  5. Coltescu A. R., Butnariu M, Sarac I. (2020). The Importance of Solubility for New Drug Molecules. Biomed Pharmacol J;13(2). DOI: 10.13005/bpj/1920
  6. S. Black, L. Dang, C. Liu, and H. Wei. (2013). On the Measurement of Solubility. Organic Process Research & Development 17 (3), 486-492. DOI: 10.1021/op300336n
  7. P. Shiri, V. Lai, T. Zepel, et al. (2021). Automated solubility screening platform using computer vision, iScience, 24, 3, 102176, DOI: 10.1016/j.isci.2021.102176
  8. Balakin K. V., Ivanenkov Y. A., Skorenko A. V., Nikolsky Y. V., Savchuk N. P., Ivashchenko A. A. (2004). In Silico Estimation of DMSO Solubility of Organic Compounds for Bioscreening. European Journal of International Relations. 9(1):379-404. DOI:10.1177/1354066108092304
  9. C. Hansch, J. E. Quinlan, and G. L. Lawrence. (1968). The linear free energy relationship between partition coefficients and the aqueous solubility of organic liquids. J. Org. Chem. 33:347–350.
  10. Gao H, Shanmugasundaram V, Lee P. (2002). Estimation of aqueous solubility of organic compounds with QSPR approach. Pharm Res. 19(4):497-503. DOI: 10.1023/a:1015103914543
  11. Y. Ran, N. Jain, and S. H. Yalkowsky. (2001). Prediction of Aqueous Solubility of Organic Compounds by the General Solubility Equation (GSE). Journal of Chemical Information and Computer Sciences 41 (5), 1208-1217. DOI: 10.1021/ci010287z

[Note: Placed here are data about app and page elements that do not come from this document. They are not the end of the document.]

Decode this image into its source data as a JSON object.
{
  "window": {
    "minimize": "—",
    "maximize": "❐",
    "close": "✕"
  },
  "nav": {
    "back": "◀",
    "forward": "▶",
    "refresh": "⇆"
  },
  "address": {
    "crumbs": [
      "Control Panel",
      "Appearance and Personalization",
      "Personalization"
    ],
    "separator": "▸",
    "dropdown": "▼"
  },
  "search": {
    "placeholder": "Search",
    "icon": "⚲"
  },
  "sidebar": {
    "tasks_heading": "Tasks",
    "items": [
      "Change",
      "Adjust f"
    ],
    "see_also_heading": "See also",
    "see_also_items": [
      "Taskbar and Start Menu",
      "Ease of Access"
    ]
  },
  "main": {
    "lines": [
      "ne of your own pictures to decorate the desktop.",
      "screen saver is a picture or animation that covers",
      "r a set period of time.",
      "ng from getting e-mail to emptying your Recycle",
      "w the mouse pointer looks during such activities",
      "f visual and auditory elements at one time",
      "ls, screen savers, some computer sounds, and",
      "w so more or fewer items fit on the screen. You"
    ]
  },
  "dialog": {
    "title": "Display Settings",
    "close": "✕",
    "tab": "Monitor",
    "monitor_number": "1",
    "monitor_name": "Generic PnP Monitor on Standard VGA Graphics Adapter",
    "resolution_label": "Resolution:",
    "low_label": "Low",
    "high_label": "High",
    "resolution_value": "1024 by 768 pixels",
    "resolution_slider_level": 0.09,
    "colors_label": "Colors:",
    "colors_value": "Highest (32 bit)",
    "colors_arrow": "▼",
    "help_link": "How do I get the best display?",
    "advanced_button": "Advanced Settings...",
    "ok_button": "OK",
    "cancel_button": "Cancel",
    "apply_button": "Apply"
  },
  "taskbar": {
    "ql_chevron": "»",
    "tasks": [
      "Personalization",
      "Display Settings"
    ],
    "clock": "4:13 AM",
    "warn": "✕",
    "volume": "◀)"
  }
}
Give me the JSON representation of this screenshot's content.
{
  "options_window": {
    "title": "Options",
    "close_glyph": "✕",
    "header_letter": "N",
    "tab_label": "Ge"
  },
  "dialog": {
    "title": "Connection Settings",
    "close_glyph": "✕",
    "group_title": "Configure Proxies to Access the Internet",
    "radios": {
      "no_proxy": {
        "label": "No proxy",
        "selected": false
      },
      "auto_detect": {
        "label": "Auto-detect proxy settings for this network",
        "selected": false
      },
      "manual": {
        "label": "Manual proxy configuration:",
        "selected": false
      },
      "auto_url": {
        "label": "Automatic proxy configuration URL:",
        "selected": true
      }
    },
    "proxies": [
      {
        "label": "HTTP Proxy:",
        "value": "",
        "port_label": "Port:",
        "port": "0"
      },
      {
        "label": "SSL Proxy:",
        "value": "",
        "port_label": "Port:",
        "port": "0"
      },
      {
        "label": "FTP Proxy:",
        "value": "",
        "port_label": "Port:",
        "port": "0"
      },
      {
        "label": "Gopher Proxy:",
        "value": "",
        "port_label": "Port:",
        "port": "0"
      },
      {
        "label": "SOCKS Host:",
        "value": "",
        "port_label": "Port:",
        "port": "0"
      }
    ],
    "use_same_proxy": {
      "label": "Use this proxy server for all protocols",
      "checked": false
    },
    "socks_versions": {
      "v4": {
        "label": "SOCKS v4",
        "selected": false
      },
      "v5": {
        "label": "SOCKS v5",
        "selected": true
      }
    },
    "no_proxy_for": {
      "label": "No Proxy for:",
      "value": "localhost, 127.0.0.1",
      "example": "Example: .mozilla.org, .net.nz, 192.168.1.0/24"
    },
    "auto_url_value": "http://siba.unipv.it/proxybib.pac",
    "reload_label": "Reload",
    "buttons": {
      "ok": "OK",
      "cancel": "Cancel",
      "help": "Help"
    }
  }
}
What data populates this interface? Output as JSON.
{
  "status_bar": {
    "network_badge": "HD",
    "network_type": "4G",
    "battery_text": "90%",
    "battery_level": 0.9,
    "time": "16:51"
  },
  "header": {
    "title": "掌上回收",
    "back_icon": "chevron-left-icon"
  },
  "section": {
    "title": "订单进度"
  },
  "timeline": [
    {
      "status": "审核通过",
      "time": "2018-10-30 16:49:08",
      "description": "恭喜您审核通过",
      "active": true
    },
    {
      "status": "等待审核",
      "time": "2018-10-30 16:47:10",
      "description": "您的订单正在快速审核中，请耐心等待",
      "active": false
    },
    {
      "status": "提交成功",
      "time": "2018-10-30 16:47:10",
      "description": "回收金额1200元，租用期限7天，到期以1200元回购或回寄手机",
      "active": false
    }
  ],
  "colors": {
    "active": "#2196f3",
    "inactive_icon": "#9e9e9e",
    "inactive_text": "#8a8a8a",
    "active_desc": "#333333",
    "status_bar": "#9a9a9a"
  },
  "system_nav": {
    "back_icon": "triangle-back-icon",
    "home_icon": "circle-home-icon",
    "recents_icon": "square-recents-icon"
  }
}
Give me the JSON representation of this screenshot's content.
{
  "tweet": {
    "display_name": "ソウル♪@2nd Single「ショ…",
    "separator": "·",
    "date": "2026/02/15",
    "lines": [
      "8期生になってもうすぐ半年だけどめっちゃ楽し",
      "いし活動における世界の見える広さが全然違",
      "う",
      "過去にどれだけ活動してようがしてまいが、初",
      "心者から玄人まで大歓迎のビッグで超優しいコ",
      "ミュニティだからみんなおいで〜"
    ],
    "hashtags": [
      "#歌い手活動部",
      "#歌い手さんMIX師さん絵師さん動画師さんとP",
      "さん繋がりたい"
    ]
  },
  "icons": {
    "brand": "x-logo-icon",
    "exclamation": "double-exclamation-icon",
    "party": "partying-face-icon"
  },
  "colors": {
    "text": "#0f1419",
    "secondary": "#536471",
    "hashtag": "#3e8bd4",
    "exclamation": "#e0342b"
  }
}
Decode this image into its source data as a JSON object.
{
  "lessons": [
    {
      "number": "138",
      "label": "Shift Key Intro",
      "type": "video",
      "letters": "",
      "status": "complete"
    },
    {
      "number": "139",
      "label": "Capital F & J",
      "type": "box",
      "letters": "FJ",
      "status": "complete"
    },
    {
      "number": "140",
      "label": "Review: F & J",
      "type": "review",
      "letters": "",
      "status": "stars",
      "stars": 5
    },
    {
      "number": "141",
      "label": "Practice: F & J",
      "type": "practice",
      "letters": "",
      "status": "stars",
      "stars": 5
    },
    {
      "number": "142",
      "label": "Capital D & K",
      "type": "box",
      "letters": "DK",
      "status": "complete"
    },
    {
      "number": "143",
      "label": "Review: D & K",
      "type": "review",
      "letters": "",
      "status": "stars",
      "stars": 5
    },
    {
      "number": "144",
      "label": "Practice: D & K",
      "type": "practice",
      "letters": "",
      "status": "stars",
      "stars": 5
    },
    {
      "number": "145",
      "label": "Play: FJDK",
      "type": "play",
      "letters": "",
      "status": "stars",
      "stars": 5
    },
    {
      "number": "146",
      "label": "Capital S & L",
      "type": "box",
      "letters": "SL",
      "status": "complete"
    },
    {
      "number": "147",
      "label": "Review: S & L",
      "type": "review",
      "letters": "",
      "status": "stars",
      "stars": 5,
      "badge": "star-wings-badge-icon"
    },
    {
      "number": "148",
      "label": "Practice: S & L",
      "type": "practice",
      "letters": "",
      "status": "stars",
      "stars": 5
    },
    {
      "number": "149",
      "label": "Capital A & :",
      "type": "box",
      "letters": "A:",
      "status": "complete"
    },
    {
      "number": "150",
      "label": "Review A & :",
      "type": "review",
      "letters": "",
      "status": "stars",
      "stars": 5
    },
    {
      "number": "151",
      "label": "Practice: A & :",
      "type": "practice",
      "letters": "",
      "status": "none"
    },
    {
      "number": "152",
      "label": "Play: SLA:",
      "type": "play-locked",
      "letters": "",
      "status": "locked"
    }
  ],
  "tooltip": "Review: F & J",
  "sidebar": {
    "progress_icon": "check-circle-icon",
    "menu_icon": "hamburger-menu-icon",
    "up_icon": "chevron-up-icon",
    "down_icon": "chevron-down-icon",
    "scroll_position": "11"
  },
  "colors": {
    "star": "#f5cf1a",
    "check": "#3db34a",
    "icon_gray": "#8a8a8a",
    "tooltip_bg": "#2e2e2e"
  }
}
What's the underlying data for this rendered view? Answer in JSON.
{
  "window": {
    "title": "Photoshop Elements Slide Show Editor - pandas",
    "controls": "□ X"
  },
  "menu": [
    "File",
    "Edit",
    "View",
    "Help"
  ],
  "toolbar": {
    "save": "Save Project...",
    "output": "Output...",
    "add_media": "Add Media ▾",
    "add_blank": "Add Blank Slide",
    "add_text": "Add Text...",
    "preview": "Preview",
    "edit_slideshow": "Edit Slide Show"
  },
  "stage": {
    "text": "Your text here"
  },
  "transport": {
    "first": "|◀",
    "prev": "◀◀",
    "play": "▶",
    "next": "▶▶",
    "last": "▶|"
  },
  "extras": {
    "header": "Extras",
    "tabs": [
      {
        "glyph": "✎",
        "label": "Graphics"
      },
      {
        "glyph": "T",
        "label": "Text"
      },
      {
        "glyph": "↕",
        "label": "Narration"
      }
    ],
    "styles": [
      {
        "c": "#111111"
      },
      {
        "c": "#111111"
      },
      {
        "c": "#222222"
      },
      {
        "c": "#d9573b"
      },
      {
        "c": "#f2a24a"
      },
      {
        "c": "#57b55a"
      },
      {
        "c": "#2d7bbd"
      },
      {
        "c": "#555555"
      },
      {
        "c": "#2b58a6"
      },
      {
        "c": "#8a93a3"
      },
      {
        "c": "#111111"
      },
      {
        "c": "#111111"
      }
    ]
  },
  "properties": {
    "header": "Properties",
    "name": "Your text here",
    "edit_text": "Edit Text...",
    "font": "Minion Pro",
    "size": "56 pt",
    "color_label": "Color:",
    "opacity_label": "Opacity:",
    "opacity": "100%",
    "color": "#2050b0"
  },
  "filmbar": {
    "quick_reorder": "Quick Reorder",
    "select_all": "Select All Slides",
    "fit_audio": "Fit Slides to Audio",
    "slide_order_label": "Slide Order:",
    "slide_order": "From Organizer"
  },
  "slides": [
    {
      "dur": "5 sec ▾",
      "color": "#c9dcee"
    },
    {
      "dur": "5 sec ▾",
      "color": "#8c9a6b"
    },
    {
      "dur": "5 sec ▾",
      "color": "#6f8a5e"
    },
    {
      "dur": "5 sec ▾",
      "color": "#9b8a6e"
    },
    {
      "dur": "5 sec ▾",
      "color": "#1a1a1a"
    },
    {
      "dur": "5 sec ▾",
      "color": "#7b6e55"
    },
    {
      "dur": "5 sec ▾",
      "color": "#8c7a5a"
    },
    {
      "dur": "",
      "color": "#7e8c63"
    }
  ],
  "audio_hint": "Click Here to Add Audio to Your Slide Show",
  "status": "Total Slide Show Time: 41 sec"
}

  12. Palmer, D. S.; McDonagh, J. L.; Mitchell, J. B. O.; van Mourik, T.; Fedorov, M. V. (2012). First-Principles Calculation of the Intrinsic Aqueous Solubility of Crystalline Druglike Molecules. Journal of Chemical Theory and Computation. 8 (9): 3322–3337. DOI: 10.1021/ct300345m
  13. McDonagh, J. L.; Nath, N.; De Ferrari, L.; van Mourik, T.; Mitchell, J. B. O. (2014). Uniting Cheminformatics and Chemical Theory To Predict the Intrinsic Aqueous Solubility of Crystalline Druglike Molecules. Journal of Chemical Information and Modeling. 54 (3): 844–856. DOI: 10.1021/ci4005805
31 May 2022, 13:06 Svitlana Kondovych Computational Chemistry

Comments ()

    This site uses cookies. Some of these cookies are essential, while others help us improve your experience by providing insights into how the site is being used. By using our website, you accept our conditions of use of cookies to track data and create content (including advertising) based on your interest. Accept